▸ Work required: Search for the word "icon" in the entries. Each line that holds it should be copied.

---- Records for the exercise

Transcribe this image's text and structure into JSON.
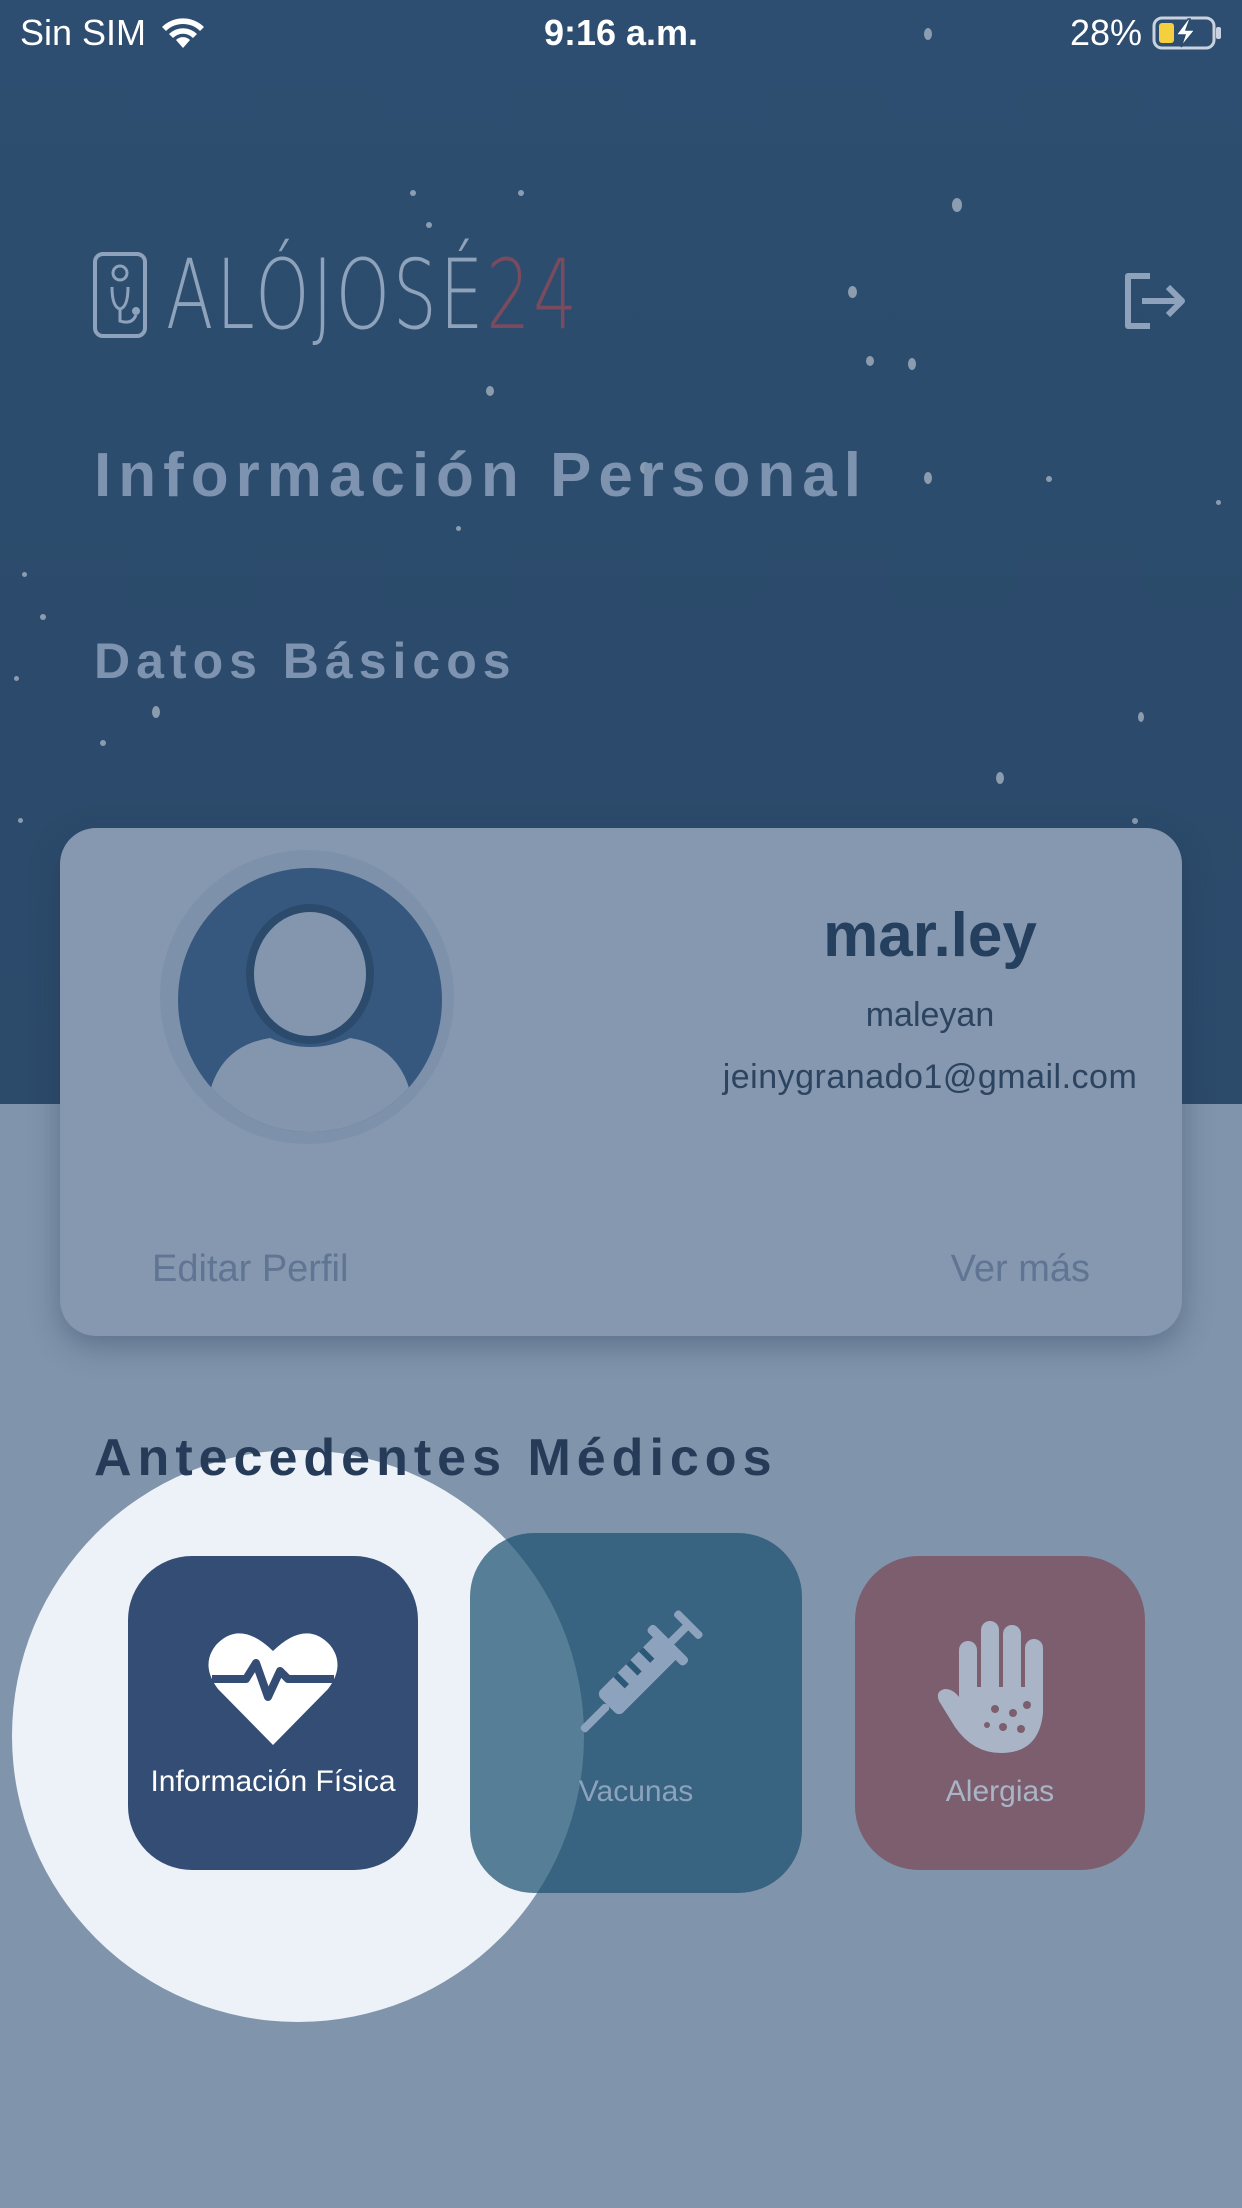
{
  "status_bar": {
    "carrier": "Sin SIM",
    "time": "9:16 a.m.",
    "battery": "28%"
  },
  "header": {
    "logo_text": "ALÓJOSÉ",
    "logo_number": "24",
    "logout_icon": "logout-icon"
  },
  "page_title": "Información Personal",
  "basic_section_title": "Datos Básicos",
  "profile": {
    "display_name": "mar.ley",
    "username": "maleyan",
    "email": "jeinygranado1@gmail.com",
    "edit_label": "Editar Perfil",
    "more_label": "Ver más",
    "avatar_icon": "user-avatar-icon"
  },
  "medical_section_title": "Antecedentes Médicos",
  "tiles": {
    "info": {
      "label": "Información Física",
      "icon": "heart-pulse-icon"
    },
    "vaccines": {
      "label": "Vacunas",
      "icon": "syringe-icon"
    },
    "allergies": {
      "label": "Alergias",
      "icon": "hand-icon"
    }
  },
  "colors": {
    "header_bg": "#2c4b6c",
    "page_bg": "#8094ab",
    "card_bg": "#8598af",
    "tile_info": "#344d74",
    "tile_vaccines": "#2c5878",
    "tile_allergies": "#7d5e6e"
  }
}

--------

▸ Written answer:
    "logout_icon": "logout-icon"
    "avatar_icon": "user-avatar-icon"
      "icon": "heart-pulse-icon"
      "icon": "syringe-icon"
      "icon": "hand-icon"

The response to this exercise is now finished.